** YOUR ASSIGNMENT **
Locate the string "description" in the listing below. Copy every line where it is found.

:: SUPPLIED INFORMATION ::

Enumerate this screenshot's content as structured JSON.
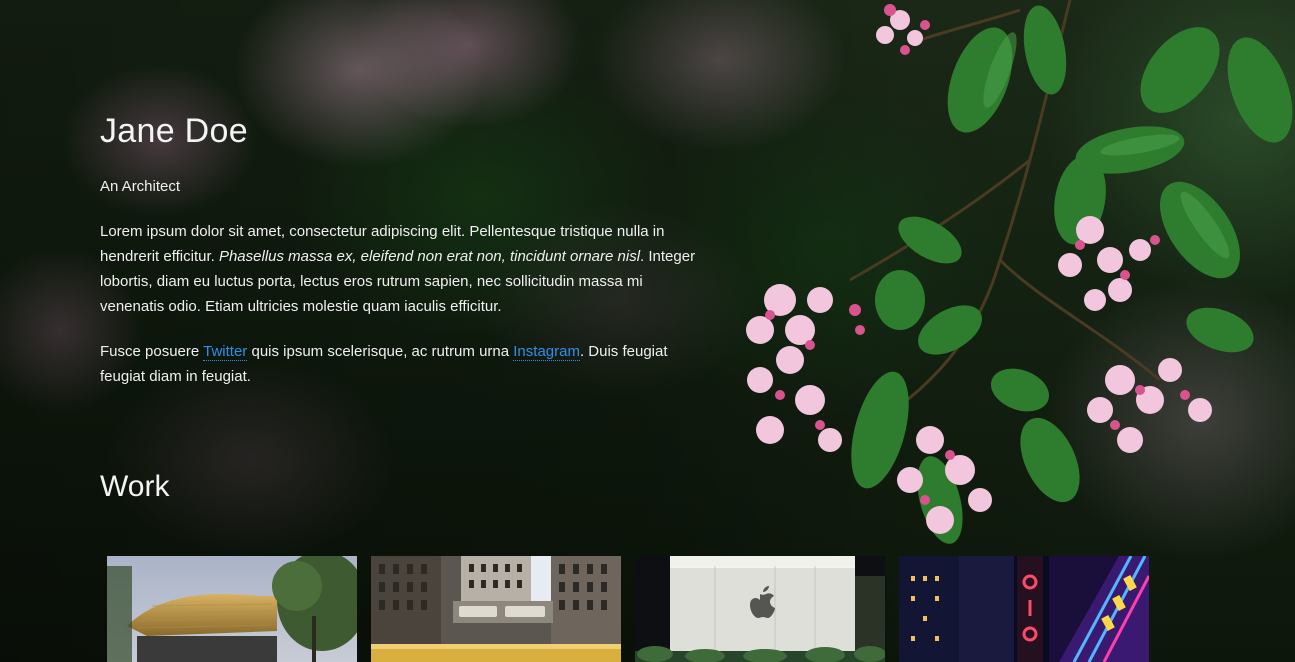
{
  "profile": {
    "name": "Jane Doe",
    "subtitle": "An Architect"
  },
  "bio": {
    "p1_start": "Lorem ipsum dolor sit amet, consectetur adipiscing elit. Pellentesque tristique nulla in hendrerit efficitur. ",
    "p1_italic": "Phasellus massa ex, eleifend non erat non, tincidunt ornare nisl",
    "p1_end": ". Integer lobortis, diam eu luctus porta, lectus eros rutrum sapien, nec sollicitudin massa mi venenatis odio. Etiam ultricies molestie quam iaculis efficitur.",
    "p2_start": "Fusce posuere ",
    "p2_link1": "Twitter",
    "p2_mid": " quis ipsum scelerisque, ac rutrum urna ",
    "p2_link2": "Instagram",
    "p2_end": ". Duis feugiat feugiat diam in feugiat."
  },
  "work": {
    "title": "Work",
    "items": [
      {
        "icon": "apple-store-building-photo"
      },
      {
        "icon": "chicago-tribune-building-photo"
      },
      {
        "icon": "apple-logo-building-photo"
      },
      {
        "icon": "neon-city-sign-photo"
      }
    ]
  },
  "colors": {
    "link": "#2f8fe8",
    "text": "#f0f0f0"
  }
}
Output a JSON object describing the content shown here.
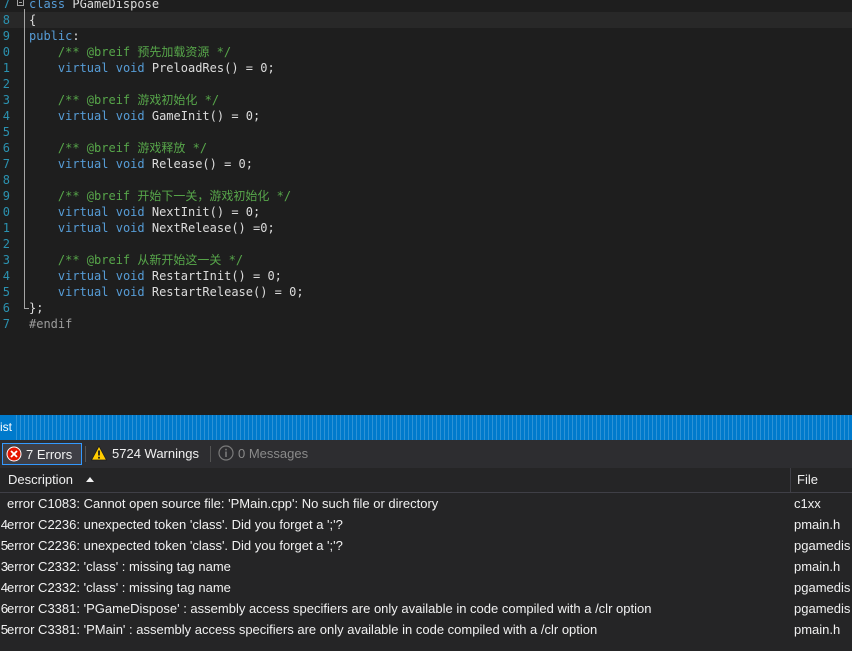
{
  "editor": {
    "lines": [
      {
        "num": "7",
        "tokens": [
          [
            "kw",
            "class"
          ],
          [
            "fn",
            " PGameDispose"
          ]
        ],
        "fold": "open"
      },
      {
        "num": "8",
        "tokens": [
          [
            "fn",
            "{"
          ]
        ],
        "current": true
      },
      {
        "num": "9",
        "tokens": [
          [
            "kw",
            "public"
          ],
          [
            "fn",
            ":"
          ]
        ]
      },
      {
        "num": "0",
        "tokens": [
          [
            "fn",
            "    "
          ],
          [
            "cm",
            "/** @breif 预先加载资源 */"
          ]
        ]
      },
      {
        "num": "1",
        "tokens": [
          [
            "fn",
            "    "
          ],
          [
            "kw",
            "virtual"
          ],
          [
            "fn",
            " "
          ],
          [
            "kw",
            "void"
          ],
          [
            "fn",
            " PreloadRes() = 0;"
          ]
        ]
      },
      {
        "num": "2",
        "tokens": []
      },
      {
        "num": "3",
        "tokens": [
          [
            "fn",
            "    "
          ],
          [
            "cm",
            "/** @breif 游戏初始化 */"
          ]
        ]
      },
      {
        "num": "4",
        "tokens": [
          [
            "fn",
            "    "
          ],
          [
            "kw",
            "virtual"
          ],
          [
            "fn",
            " "
          ],
          [
            "kw",
            "void"
          ],
          [
            "fn",
            " GameInit() = 0;"
          ]
        ]
      },
      {
        "num": "5",
        "tokens": []
      },
      {
        "num": "6",
        "tokens": [
          [
            "fn",
            "    "
          ],
          [
            "cm",
            "/** @breif 游戏释放 */"
          ]
        ]
      },
      {
        "num": "7",
        "tokens": [
          [
            "fn",
            "    "
          ],
          [
            "kw",
            "virtual"
          ],
          [
            "fn",
            " "
          ],
          [
            "kw",
            "void"
          ],
          [
            "fn",
            " Release() = 0;"
          ]
        ]
      },
      {
        "num": "8",
        "tokens": []
      },
      {
        "num": "9",
        "tokens": [
          [
            "fn",
            "    "
          ],
          [
            "cm",
            "/** @breif 开始下一关，游戏初始化 */"
          ]
        ]
      },
      {
        "num": "0",
        "tokens": [
          [
            "fn",
            "    "
          ],
          [
            "kw",
            "virtual"
          ],
          [
            "fn",
            " "
          ],
          [
            "kw",
            "void"
          ],
          [
            "fn",
            " NextInit() = 0;"
          ]
        ]
      },
      {
        "num": "1",
        "tokens": [
          [
            "fn",
            "    "
          ],
          [
            "kw",
            "virtual"
          ],
          [
            "fn",
            " "
          ],
          [
            "kw",
            "void"
          ],
          [
            "fn",
            " NextRelease() =0;"
          ]
        ]
      },
      {
        "num": "2",
        "tokens": []
      },
      {
        "num": "3",
        "tokens": [
          [
            "fn",
            "    "
          ],
          [
            "cm",
            "/** @breif 从新开始这一关 */"
          ]
        ]
      },
      {
        "num": "4",
        "tokens": [
          [
            "fn",
            "    "
          ],
          [
            "kw",
            "virtual"
          ],
          [
            "fn",
            " "
          ],
          [
            "kw",
            "void"
          ],
          [
            "fn",
            " RestartInit() = 0;"
          ]
        ]
      },
      {
        "num": "5",
        "tokens": [
          [
            "fn",
            "    "
          ],
          [
            "kw",
            "virtual"
          ],
          [
            "fn",
            " "
          ],
          [
            "kw",
            "void"
          ],
          [
            "fn",
            " RestartRelease() = 0;"
          ]
        ]
      },
      {
        "num": "6",
        "tokens": [
          [
            "fn",
            "};"
          ]
        ],
        "fold": "end"
      },
      {
        "num": "7",
        "tokens": [
          [
            "pp",
            "#endif"
          ]
        ]
      }
    ]
  },
  "error_list": {
    "title": "ist",
    "filters": {
      "errors_label": "7 Errors",
      "warnings_label": "5724 Warnings",
      "messages_label": "0 Messages"
    },
    "columns": {
      "description": "Description",
      "file": "File"
    },
    "rows": [
      {
        "num": "",
        "description": "error C1083: Cannot open source file: 'PMain.cpp': No such file or directory",
        "file": "c1xx"
      },
      {
        "num": "4",
        "description": "error C2236: unexpected token 'class'. Did you forget a ';'?",
        "file": "pmain.h"
      },
      {
        "num": "5",
        "description": "error C2236: unexpected token 'class'. Did you forget a ';'?",
        "file": "pgamedis"
      },
      {
        "num": "3",
        "description": "error C2332: 'class' : missing tag name",
        "file": "pmain.h"
      },
      {
        "num": "4",
        "description": "error C2332: 'class' : missing tag name",
        "file": "pgamedis"
      },
      {
        "num": "6",
        "description": "error C3381: 'PGameDispose' : assembly access specifiers are only available in code compiled with a /clr option",
        "file": "pgamedis"
      },
      {
        "num": "5",
        "description": "error C3381: 'PMain' : assembly access specifiers are only available in code compiled with a /clr option",
        "file": "pmain.h"
      }
    ]
  },
  "colors": {
    "accent": "#007acc",
    "keyword": "#569cd6",
    "comment": "#57a64a",
    "line_number": "#2b91af",
    "error_icon": "#e51400",
    "warning_icon": "#ffcc00"
  },
  "icons": {
    "errors": "error-circle-icon",
    "warnings": "warning-triangle-icon",
    "messages": "info-circle-icon",
    "sort": "sort-ascending-icon",
    "fold": "collapse-icon"
  }
}
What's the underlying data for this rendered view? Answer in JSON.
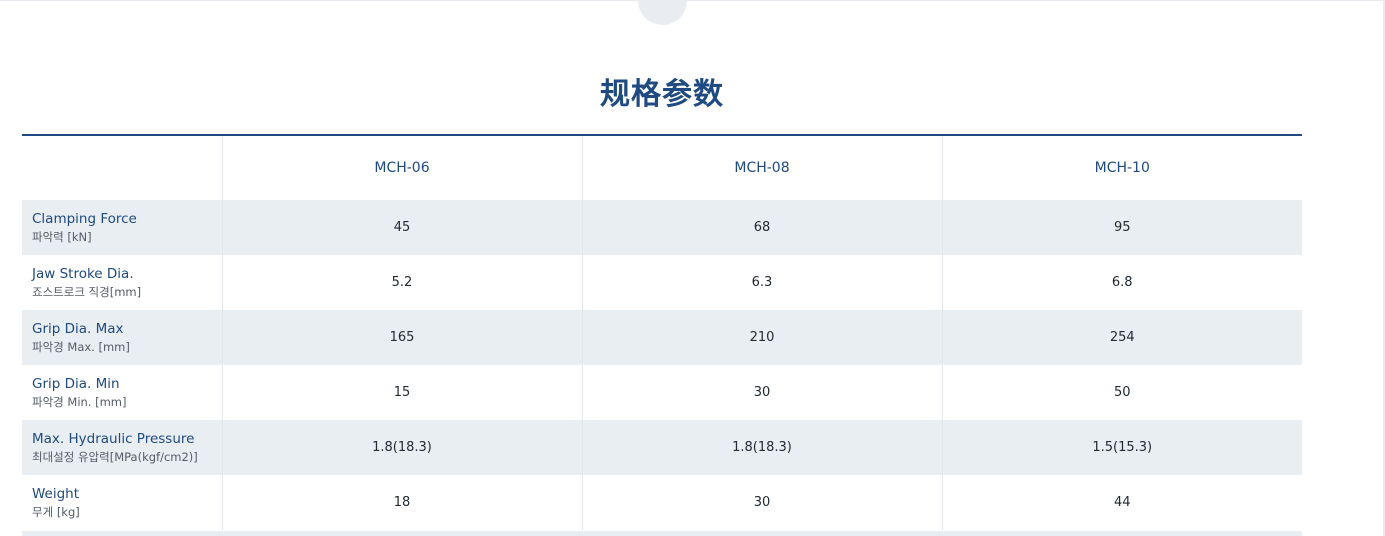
{
  "section": {
    "title": "规格参数"
  },
  "table": {
    "columns": [
      "MCH-06",
      "MCH-08",
      "MCH-10"
    ],
    "rows": [
      {
        "label_en": "Clamping Force",
        "label_ko": "파악력 [kN]",
        "values": [
          "45",
          "68",
          "95"
        ]
      },
      {
        "label_en": "Jaw Stroke Dia.",
        "label_ko": "죠스트로크 직경[mm]",
        "values": [
          "5.2",
          "6.3",
          "6.8"
        ]
      },
      {
        "label_en": "Grip Dia. Max",
        "label_ko": "파악경 Max. [mm]",
        "values": [
          "165",
          "210",
          "254"
        ]
      },
      {
        "label_en": "Grip Dia. Min",
        "label_ko": "파악경 Min. [mm]",
        "values": [
          "15",
          "30",
          "50"
        ]
      },
      {
        "label_en": "Max. Hydraulic Pressure",
        "label_ko": "최대설정 유압력[MPa(kgf/cm2)]",
        "values": [
          "1.8(18.3)",
          "1.8(18.3)",
          "1.5(15.3)"
        ]
      },
      {
        "label_en": "Weight",
        "label_ko": "무게 [kg]",
        "values": [
          "18",
          "30",
          "44"
        ]
      }
    ]
  },
  "colors": {
    "accent": "#1f4a82",
    "row_shade": "#e9eef3",
    "divider": "#e4e8ec"
  }
}
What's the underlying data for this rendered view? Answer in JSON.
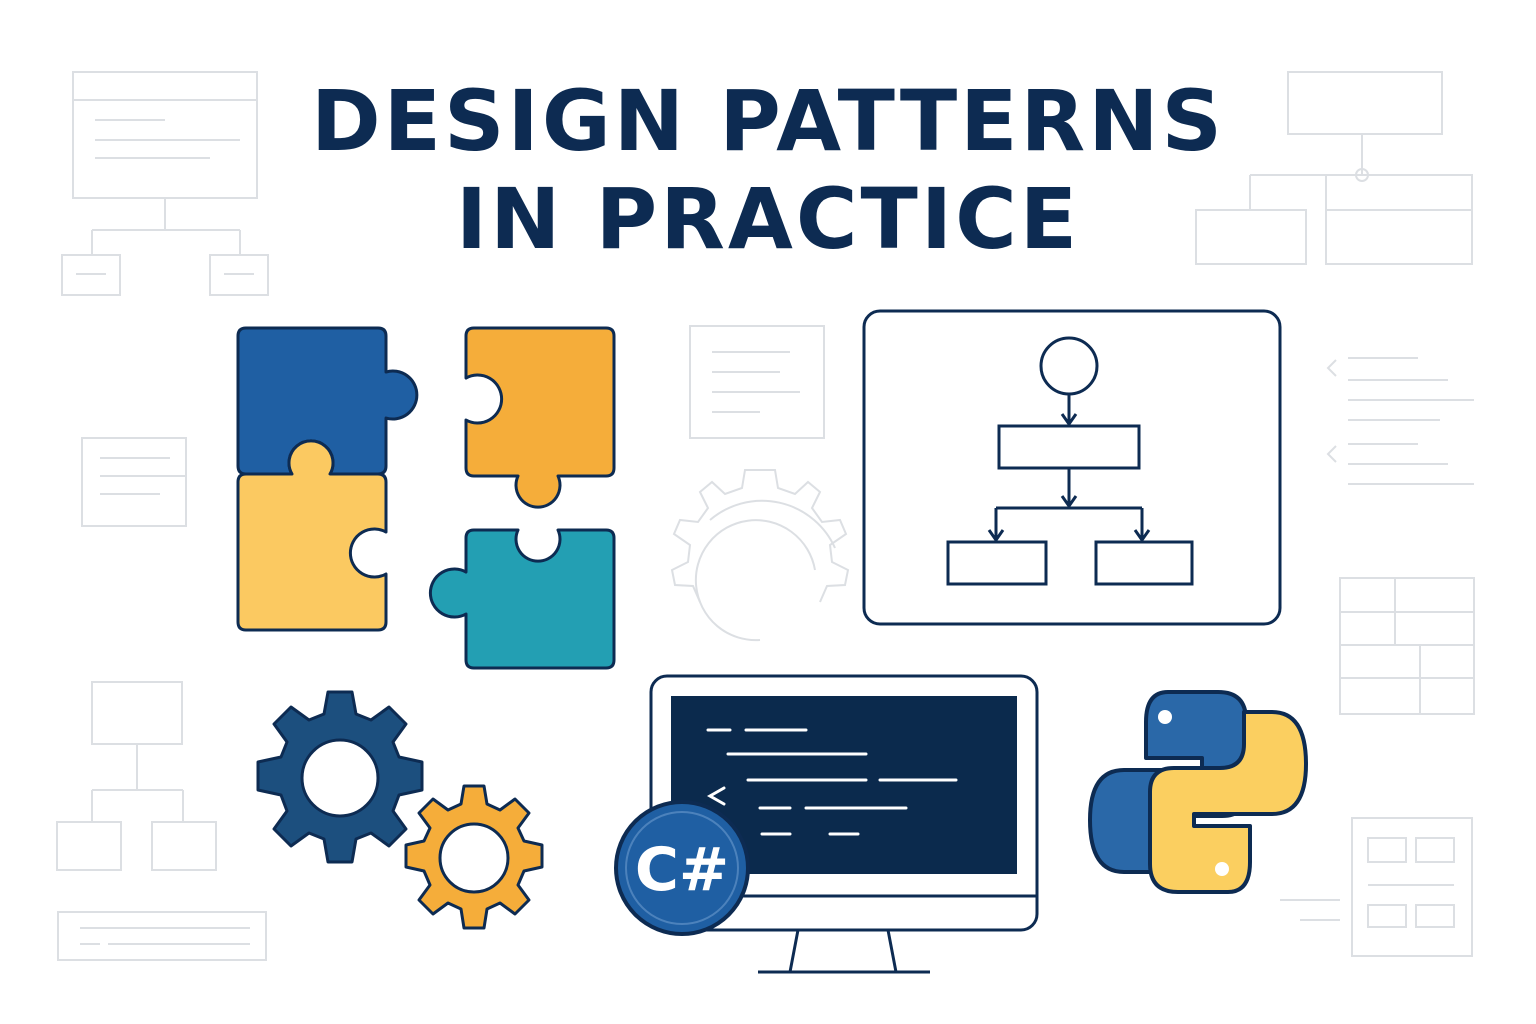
{
  "title": {
    "line1": "DESIGN PATTERNS",
    "line2": "IN PRACTICE"
  },
  "code_badge": {
    "label": "C#"
  },
  "icons": [
    "puzzle-pieces-icon",
    "flowchart-diagram-icon",
    "gears-icon",
    "monitor-code-icon",
    "csharp-logo-icon",
    "python-logo-icon"
  ],
  "colors": {
    "navy": "#0d2b52",
    "blue": "#1f5fa3",
    "dark_blue": "#1c4f7e",
    "orange": "#f5ad3a",
    "yellow": "#fbc961",
    "teal": "#239fb3",
    "screen": "#0b2a4d",
    "light_gray": "#d9dde2",
    "python_blue": "#2a68a8",
    "python_yellow": "#fbcf60"
  }
}
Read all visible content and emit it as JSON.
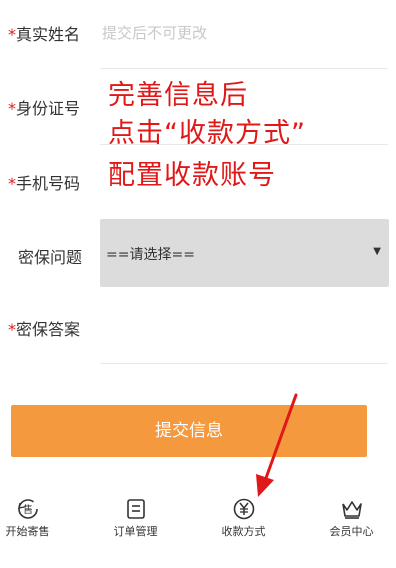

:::

** FINISHED TASK **
      "description": "Description",
        "description": "error C1083: Cannot open source file: 'PMain.cpp': No such file or directory",
        "description": "error C2236: unexpected token 'class'. Did you forget a ';'?",
        "description": "error C2236: unexpected token 'class'. Did you forget a ';'?",
        "description": "error C2332: 'class' : missing tag name",
        "description": "error C2332: 'class' : missing tag name",
        "description": "error C3381: 'PGameDispose' : assembly access specifiers are only available in code compiled with a /clr option",
        "description": "error C3381: 'PMain' : assembly access specifiers are only available in code compiled with a /clr option",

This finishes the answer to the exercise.